- _EXTRACTED MATERIAL_:
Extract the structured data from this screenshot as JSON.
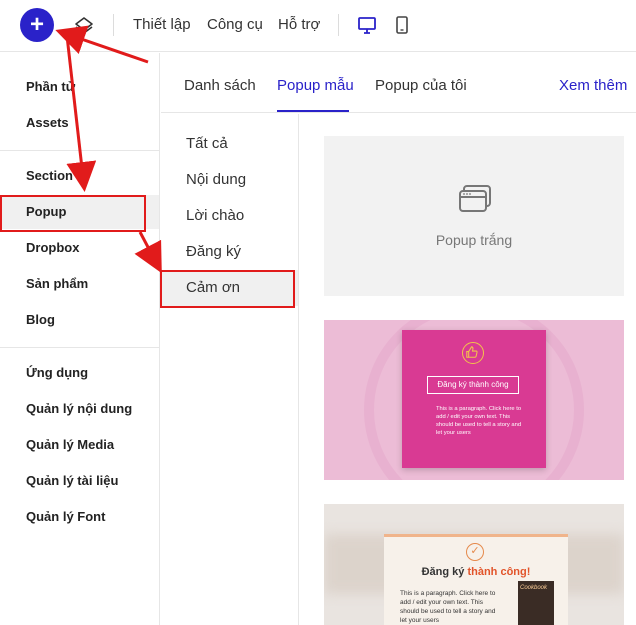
{
  "toolbar": {
    "add_icon": "plus-icon",
    "layers_icon": "layers-icon",
    "menu": [
      "Thiết lập",
      "Công cụ",
      "Hỗ trợ"
    ],
    "desktop_icon": "desktop-icon",
    "mobile_icon": "mobile-icon",
    "accent_color": "#2a22c9"
  },
  "sidebar": {
    "groups": [
      [
        "Phần tử",
        "Assets"
      ],
      [
        "Section",
        "Popup",
        "Dropbox",
        "Sản phẩm",
        "Blog"
      ],
      [
        "Ứng dụng",
        "Quản lý nội dung",
        "Quản lý Media",
        "Quản lý tài liệu",
        "Quản lý Font"
      ]
    ],
    "active": "Popup"
  },
  "tabs": {
    "items": [
      "Danh sách",
      "Popup mẫu",
      "Popup của tôi"
    ],
    "active": "Popup mẫu",
    "more": "Xem thêm"
  },
  "categories": {
    "items": [
      "Tất cả",
      "Nội dung",
      "Lời chào",
      "Đăng ký",
      "Cảm ơn"
    ],
    "active": "Cảm ơn"
  },
  "templates": {
    "blank": {
      "label": "Popup trắng",
      "icon": "browser-window-icon"
    },
    "pink": {
      "title": "Đăng ký thành công",
      "paragraph": "This is a paragraph. Click here to add / edit your own text. This should be used to tell a story and let your users",
      "icon": "thumbs-up-icon"
    },
    "food": {
      "title_prefix": "Đăng ký ",
      "title_highlight": "thành công!",
      "paragraph": "This is a paragraph. Click here to add / edit your own text. This should be used to tell a story and let your users",
      "book_title": "Cookbook",
      "icon": "check-circle-icon"
    }
  },
  "annotation": {
    "highlight_color": "#e11b1b"
  }
}
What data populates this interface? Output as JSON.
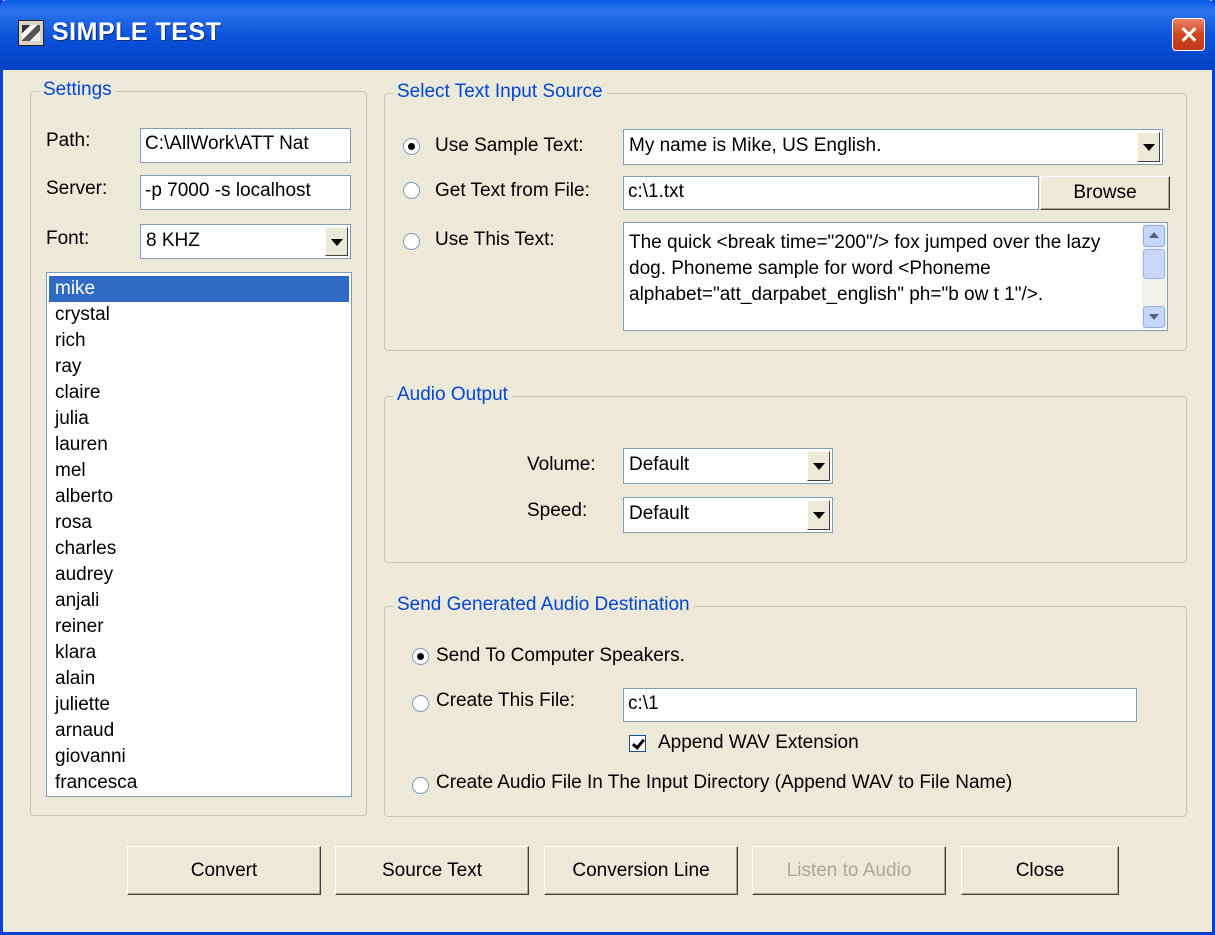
{
  "window": {
    "title": "SIMPLE TEST"
  },
  "settings": {
    "legend": "Settings",
    "path_label": "Path:",
    "path_value": "C:\\AllWork\\ATT Nat",
    "server_label": "Server:",
    "server_value": "-p 7000 -s localhost",
    "font_label": "Font:",
    "font_value": "8 KHZ",
    "voices": [
      "mike",
      "crystal",
      "rich",
      "ray",
      "claire",
      "julia",
      "lauren",
      "mel",
      "alberto",
      "rosa",
      "charles",
      "audrey",
      "anjali",
      "reiner",
      "klara",
      "alain",
      "juliette",
      "arnaud",
      "giovanni",
      "francesca"
    ],
    "selected_voice": "mike"
  },
  "text_source": {
    "legend": "Select Text Input Source",
    "sample_label": "Use Sample Text:",
    "sample_value": "My name is Mike, US English.",
    "file_label": "Get Text from File:",
    "file_value": "c:\\1.txt",
    "browse_label": "Browse",
    "this_text_label": "Use This Text:",
    "this_text_value": "The quick <break time=\"200\"/> fox jumped over the lazy dog. Phoneme sample for word <Phoneme alphabet=\"att_darpabet_english\" ph=\"b ow t 1\"/>.",
    "selected": "sample"
  },
  "audio_output": {
    "legend": "Audio Output",
    "volume_label": "Volume:",
    "volume_value": "Default",
    "speed_label": "Speed:",
    "speed_value": "Default"
  },
  "destination": {
    "legend": "Send Generated Audio Destination",
    "speakers_label": "Send To Computer Speakers.",
    "create_file_label": "Create This File:",
    "create_file_value": "c:\\1",
    "append_wav_label": "Append WAV Extension",
    "append_wav_checked": true,
    "input_dir_label": "Create Audio File In The Input Directory (Append WAV to File Name)",
    "selected": "speakers"
  },
  "buttons": {
    "convert": "Convert",
    "source_text": "Source Text",
    "conversion_line": "Conversion Line",
    "listen": "Listen to Audio",
    "close": "Close"
  }
}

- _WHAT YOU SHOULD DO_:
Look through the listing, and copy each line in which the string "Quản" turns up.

- _EXERCISE SOLUTION_:
        "Quản lý nội dung",
        "Quản lý Media",
        "Quản lý tài liệu",
        "Quản lý Font"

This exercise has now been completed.